Recorded data:

★ ★ ★ ★ ★ ★ ★

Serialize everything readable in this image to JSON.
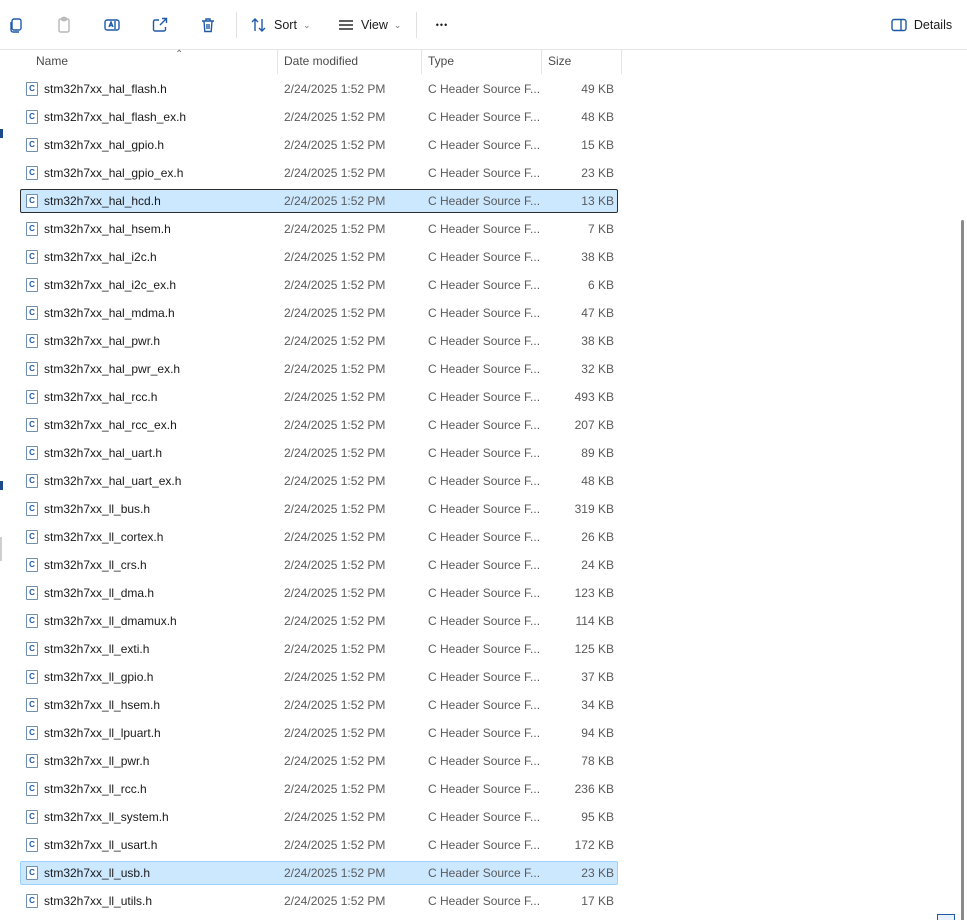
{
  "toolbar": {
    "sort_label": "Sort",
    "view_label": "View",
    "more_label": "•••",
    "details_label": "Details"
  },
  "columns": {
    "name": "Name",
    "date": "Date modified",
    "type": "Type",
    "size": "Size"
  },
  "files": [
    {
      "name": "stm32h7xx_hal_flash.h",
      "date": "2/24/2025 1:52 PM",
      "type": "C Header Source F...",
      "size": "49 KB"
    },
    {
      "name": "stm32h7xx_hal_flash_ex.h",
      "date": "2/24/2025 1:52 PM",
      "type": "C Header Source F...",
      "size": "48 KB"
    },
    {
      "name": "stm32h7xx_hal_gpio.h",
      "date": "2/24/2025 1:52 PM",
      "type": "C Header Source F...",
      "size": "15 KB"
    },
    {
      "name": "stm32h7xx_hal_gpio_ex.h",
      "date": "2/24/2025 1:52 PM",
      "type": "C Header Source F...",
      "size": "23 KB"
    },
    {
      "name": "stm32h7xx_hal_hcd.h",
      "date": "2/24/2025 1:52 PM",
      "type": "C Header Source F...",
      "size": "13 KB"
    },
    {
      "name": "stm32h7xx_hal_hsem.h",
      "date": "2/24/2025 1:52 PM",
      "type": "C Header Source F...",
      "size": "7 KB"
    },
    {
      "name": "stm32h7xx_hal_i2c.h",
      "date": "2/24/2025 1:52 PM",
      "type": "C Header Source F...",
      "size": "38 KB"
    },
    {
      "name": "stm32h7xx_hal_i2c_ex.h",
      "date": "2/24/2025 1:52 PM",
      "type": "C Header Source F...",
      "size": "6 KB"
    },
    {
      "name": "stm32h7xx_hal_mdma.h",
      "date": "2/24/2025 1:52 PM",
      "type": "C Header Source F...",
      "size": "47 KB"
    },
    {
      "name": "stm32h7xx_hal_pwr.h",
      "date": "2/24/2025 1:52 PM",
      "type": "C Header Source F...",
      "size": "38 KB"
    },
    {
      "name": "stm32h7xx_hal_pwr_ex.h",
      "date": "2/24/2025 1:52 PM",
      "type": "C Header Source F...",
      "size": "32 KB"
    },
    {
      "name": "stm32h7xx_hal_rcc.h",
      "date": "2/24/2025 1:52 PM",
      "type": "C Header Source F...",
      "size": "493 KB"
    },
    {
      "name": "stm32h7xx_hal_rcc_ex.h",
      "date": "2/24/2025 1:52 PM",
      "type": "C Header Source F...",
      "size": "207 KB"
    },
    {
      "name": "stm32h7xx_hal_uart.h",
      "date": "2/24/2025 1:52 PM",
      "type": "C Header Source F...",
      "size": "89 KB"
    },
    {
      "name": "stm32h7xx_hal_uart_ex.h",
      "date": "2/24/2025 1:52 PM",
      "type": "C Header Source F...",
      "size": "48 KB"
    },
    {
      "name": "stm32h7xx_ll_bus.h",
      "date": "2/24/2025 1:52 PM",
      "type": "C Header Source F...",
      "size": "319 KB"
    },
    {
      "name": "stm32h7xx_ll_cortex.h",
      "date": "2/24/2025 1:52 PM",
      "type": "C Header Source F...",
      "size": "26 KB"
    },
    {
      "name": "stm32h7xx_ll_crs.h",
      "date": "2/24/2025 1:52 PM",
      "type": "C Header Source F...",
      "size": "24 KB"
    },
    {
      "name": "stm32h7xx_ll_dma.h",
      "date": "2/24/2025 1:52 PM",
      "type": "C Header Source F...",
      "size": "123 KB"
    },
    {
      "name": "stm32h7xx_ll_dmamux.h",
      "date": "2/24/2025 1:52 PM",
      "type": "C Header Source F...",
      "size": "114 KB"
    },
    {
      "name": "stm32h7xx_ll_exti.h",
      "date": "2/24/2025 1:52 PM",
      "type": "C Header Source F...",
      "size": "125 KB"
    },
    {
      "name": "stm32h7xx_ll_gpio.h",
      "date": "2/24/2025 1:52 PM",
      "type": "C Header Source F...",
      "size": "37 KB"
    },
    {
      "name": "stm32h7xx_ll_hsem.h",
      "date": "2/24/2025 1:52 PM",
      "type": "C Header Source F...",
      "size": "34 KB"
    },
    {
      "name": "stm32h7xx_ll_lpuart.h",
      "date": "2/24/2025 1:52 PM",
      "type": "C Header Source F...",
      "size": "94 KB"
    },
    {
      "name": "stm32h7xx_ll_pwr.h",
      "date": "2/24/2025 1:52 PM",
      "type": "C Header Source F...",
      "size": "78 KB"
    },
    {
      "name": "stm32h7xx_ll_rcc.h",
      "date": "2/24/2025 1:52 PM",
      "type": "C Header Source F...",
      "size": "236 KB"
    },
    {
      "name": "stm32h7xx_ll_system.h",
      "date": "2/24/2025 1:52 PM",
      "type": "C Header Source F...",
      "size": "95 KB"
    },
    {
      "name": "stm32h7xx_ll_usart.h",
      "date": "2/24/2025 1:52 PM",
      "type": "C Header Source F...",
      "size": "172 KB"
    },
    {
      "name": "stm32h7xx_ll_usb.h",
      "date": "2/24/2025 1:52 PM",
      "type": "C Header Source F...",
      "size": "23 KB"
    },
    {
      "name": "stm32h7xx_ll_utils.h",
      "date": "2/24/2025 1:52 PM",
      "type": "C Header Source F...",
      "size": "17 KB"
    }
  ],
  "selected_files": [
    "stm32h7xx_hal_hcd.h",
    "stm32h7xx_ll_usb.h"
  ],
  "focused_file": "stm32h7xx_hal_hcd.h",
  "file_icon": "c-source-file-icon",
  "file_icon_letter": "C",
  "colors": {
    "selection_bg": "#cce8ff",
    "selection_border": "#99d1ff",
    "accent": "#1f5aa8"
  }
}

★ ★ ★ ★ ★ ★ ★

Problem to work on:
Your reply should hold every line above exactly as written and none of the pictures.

Written answer:
Serialize everything readable in this image to JSON.
{
  "toolbar": {
    "sort_label": "Sort",
    "view_label": "View",
    "more_label": "•••",
    "details_label": "Details"
  },
  "columns": {
    "name": "Name",
    "date": "Date modified",
    "type": "Type",
    "size": "Size"
  },
  "files": [
    {
      "name": "stm32h7xx_hal_flash.h",
      "date": "2/24/2025 1:52 PM",
      "type": "C Header Source F...",
      "size": "49 KB"
    },
    {
      "name": "stm32h7xx_hal_flash_ex.h",
      "date": "2/24/2025 1:52 PM",
      "type": "C Header Source F...",
      "size": "48 KB"
    },
    {
      "name": "stm32h7xx_hal_gpio.h",
      "date": "2/24/2025 1:52 PM",
      "type": "C Header Source F...",
      "size": "15 KB"
    },
    {
      "name": "stm32h7xx_hal_gpio_ex.h",
      "date": "2/24/2025 1:52 PM",
      "type": "C Header Source F...",
      "size": "23 KB"
    },
    {
      "name": "stm32h7xx_hal_hcd.h",
      "date": "2/24/2025 1:52 PM",
      "type": "C Header Source F...",
      "size": "13 KB"
    },
    {
      "name": "stm32h7xx_hal_hsem.h",
      "date": "2/24/2025 1:52 PM",
      "type": "C Header Source F...",
      "size": "7 KB"
    },
    {
      "name": "stm32h7xx_hal_i2c.h",
      "date": "2/24/2025 1:52 PM",
      "type": "C Header Source F...",
      "size": "38 KB"
    },
    {
      "name": "stm32h7xx_hal_i2c_ex.h",
      "date": "2/24/2025 1:52 PM",
      "type": "C Header Source F...",
      "size": "6 KB"
    },
    {
      "name": "stm32h7xx_hal_mdma.h",
      "date": "2/24/2025 1:52 PM",
      "type": "C Header Source F...",
      "size": "47 KB"
    },
    {
      "name": "stm32h7xx_hal_pwr.h",
      "date": "2/24/2025 1:52 PM",
      "type": "C Header Source F...",
      "size": "38 KB"
    },
    {
      "name": "stm32h7xx_hal_pwr_ex.h",
      "date": "2/24/2025 1:52 PM",
      "type": "C Header Source F...",
      "size": "32 KB"
    },
    {
      "name": "stm32h7xx_hal_rcc.h",
      "date": "2/24/2025 1:52 PM",
      "type": "C Header Source F...",
      "size": "493 KB"
    },
    {
      "name": "stm32h7xx_hal_rcc_ex.h",
      "date": "2/24/2025 1:52 PM",
      "type": "C Header Source F...",
      "size": "207 KB"
    },
    {
      "name": "stm32h7xx_hal_uart.h",
      "date": "2/24/2025 1:52 PM",
      "type": "C Header Source F...",
      "size": "89 KB"
    },
    {
      "name": "stm32h7xx_hal_uart_ex.h",
      "date": "2/24/2025 1:52 PM",
      "type": "C Header Source F...",
      "size": "48 KB"
    },
    {
      "name": "stm32h7xx_ll_bus.h",
      "date": "2/24/2025 1:52 PM",
      "type": "C Header Source F...",
      "size": "319 KB"
    },
    {
      "name": "stm32h7xx_ll_cortex.h",
      "date": "2/24/2025 1:52 PM",
      "type": "C Header Source F...",
      "size": "26 KB"
    },
    {
      "name": "stm32h7xx_ll_crs.h",
      "date": "2/24/2025 1:52 PM",
      "type": "C Header Source F...",
      "size": "24 KB"
    },
    {
      "name": "stm32h7xx_ll_dma.h",
      "date": "2/24/2025 1:52 PM",
      "type": "C Header Source F...",
      "size": "123 KB"
    },
    {
      "name": "stm32h7xx_ll_dmamux.h",
      "date": "2/24/2025 1:52 PM",
      "type": "C Header Source F...",
      "size": "114 KB"
    },
    {
      "name": "stm32h7xx_ll_exti.h",
      "date": "2/24/2025 1:52 PM",
      "type": "C Header Source F...",
      "size": "125 KB"
    },
    {
      "name": "stm32h7xx_ll_gpio.h",
      "date": "2/24/2025 1:52 PM",
      "type": "C Header Source F...",
      "size": "37 KB"
    },
    {
      "name": "stm32h7xx_ll_hsem.h",
      "date": "2/24/2025 1:52 PM",
      "type": "C Header Source F...",
      "size": "34 KB"
    },
    {
      "name": "stm32h7xx_ll_lpuart.h",
      "date": "2/24/2025 1:52 PM",
      "type": "C Header Source F...",
      "size": "94 KB"
    },
    {
      "name": "stm32h7xx_ll_pwr.h",
      "date": "2/24/2025 1:52 PM",
      "type": "C Header Source F...",
      "size": "78 KB"
    },
    {
      "name": "stm32h7xx_ll_rcc.h",
      "date": "2/24/2025 1:52 PM",
      "type": "C Header Source F...",
      "size": "236 KB"
    },
    {
      "name": "stm32h7xx_ll_system.h",
      "date": "2/24/2025 1:52 PM",
      "type": "C Header Source F...",
      "size": "95 KB"
    },
    {
      "name": "stm32h7xx_ll_usart.h",
      "date": "2/24/2025 1:52 PM",
      "type": "C Header Source F...",
      "size": "172 KB"
    },
    {
      "name": "stm32h7xx_ll_usb.h",
      "date": "2/24/2025 1:52 PM",
      "type": "C Header Source F...",
      "size": "23 KB"
    },
    {
      "name": "stm32h7xx_ll_utils.h",
      "date": "2/24/2025 1:52 PM",
      "type": "C Header Source F...",
      "size": "17 KB"
    }
  ],
  "selected_files": [
    "stm32h7xx_hal_hcd.h",
    "stm32h7xx_ll_usb.h"
  ],
  "focused_file": "stm32h7xx_hal_hcd.h",
  "file_icon": "c-source-file-icon",
  "file_icon_letter": "C",
  "colors": {
    "selection_bg": "#cce8ff",
    "selection_border": "#99d1ff",
    "accent": "#1f5aa8"
  }
}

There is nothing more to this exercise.